*Task statement*: In the material below, how many lines contain the word "Devtools"? The reply must be that number alone.

□ □ □

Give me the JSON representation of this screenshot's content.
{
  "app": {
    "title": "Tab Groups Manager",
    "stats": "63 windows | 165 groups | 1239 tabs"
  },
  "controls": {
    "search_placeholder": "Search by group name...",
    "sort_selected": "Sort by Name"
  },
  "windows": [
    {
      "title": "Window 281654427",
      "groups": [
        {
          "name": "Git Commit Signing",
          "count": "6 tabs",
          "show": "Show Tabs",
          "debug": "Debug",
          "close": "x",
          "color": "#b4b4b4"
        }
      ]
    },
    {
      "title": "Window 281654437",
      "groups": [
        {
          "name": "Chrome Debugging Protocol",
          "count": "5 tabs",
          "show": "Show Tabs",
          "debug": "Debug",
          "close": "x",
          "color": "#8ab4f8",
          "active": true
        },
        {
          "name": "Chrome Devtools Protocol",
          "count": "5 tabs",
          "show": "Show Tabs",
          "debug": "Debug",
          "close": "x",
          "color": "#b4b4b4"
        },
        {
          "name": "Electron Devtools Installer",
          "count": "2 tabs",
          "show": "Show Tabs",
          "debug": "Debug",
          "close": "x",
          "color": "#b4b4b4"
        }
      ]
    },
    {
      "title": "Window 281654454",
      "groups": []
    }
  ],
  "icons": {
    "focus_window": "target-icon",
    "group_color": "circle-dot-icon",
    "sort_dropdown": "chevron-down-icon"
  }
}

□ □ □

*Answer space*: 2